Snowy Plover chick with parent, at Coal Oil Point.
Photo used by permission, Snowy Plover Docent Program.
Snowy Plover chick with parent, at Coal Oil Point. Photo used by permission, Snowy Plover Docent Program.
Great waves!
Great waves!
November day at Sands Beach.
November day at Sands Beach.
Riding the waves on a beautiful November day in 2016.
Riding the waves on a beautiful November day in 2016.
Wonderful Pampas grass at the staircase at the end of Camino Majorca.
Wonderful Pampas grass at the staircase at the end of Camino Majorca.
February flowers above Sands Beach in front of faculty housing.
February flowers above Sands Beach in front of faculty housing.
Looking toward faculty housing from the cliff over the sea.
Looking toward faculty housing from the cliff over the sea.
Path to the sea, and island in the distance.
Path to the sea, and island in the distance.
Bench for pondering life.
Bench for pondering life.
Surfers on bikes riding into a misty sunset.
Surfers on bikes riding into a misty sunset.
Jogging along the shore.
Jogging along the shore.
Exploring the mud flats at sunset.
Exploring the mud flats at sunset.
A couple watches dogs playing on the shore.
A couple watches dogs playing on the shore.
Group of friends at Coal Oil Point at sunset.
Group of friends at Coal Oil Point at sunset.
Orange shoreline.
Orange shoreline.
A student reads while a pink cloud hangs overhead.
A student reads while a pink cloud hangs overhead.
Sliver of silver moon and canary palm silhouette.
Sliver of silver moon and canary palm silhouette.
Moon and curve of beach, at nightfall.
Moon and curve of beach, at nightfall.
Friends sit on a bench over the sea at night.
Friends sit on a bench over the sea at night.
Foggy night.
Foggy night.
 

Directions

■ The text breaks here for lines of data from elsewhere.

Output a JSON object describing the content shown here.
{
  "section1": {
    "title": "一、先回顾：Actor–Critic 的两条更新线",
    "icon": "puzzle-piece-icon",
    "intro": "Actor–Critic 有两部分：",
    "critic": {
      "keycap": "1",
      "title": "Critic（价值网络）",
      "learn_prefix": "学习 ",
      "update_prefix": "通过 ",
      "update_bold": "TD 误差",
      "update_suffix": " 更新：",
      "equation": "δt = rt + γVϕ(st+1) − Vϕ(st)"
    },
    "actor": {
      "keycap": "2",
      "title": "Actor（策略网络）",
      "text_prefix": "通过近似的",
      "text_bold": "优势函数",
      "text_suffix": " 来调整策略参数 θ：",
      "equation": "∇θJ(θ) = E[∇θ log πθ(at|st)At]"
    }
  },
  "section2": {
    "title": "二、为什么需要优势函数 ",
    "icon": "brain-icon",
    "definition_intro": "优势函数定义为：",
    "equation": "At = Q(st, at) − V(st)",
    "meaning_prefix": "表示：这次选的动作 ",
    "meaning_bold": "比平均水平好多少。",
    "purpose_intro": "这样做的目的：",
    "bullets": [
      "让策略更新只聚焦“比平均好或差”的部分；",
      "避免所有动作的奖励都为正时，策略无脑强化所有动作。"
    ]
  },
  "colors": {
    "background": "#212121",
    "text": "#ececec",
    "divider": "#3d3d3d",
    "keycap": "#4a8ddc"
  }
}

Coal Oil Point is located at Slough Rd, Goleta CA 93117.
From Highway 101, exit at Glen Annie/ Storke Rd. Turn towards the ocean. Follow Storke Road to the end until it turns left and becomes El Colegio Rd. Turn right on Camino Corto. Turn right on Pasado Rd. Turn left on Camino Majorca. Park to your right along the road. At the end of Camino Majorca the pathway begins. Take the pathway to the right to get to Coal Oil Point. You can also follow the pathway on a short beautiful walk to the left.

This is an interactive map, you can zoom and move it.

Visitor Ratings

Overall Visitor Rating:


Sally
05/09/2011 15:41
This is absolutely the coolest website: exactly the information I was looking for about planning a walk through this stretch of land to Devereux Slough. The Coal Oil Point (text & directions) info with interactive map -- and photos = all so wonderfully done. (And, I enjoyed the comments from others.) Yippee!

Jeff
10/06/2009 13:53
This is awesome! Way to go lots o' fun! Keep up the good work.

Sandro
10/01/2009 14:02
make sure you really check out all of the seashore along Goleta!

Sophie
09/19/2009 20:30
If you want to show out-of-town buddies the beaches, this is a great place to take 'em. And it's a very pleasant walk year-round.

Sonja
04/02/2008 10:39
This is one of my favorite places on the planet. Good walks, spectacular views, awesome and usually mellow surfing. Beautiful in any weather, maybe best just after sunset.

Last Updated Sun, 18 Sep 2016 01:35:46 GMT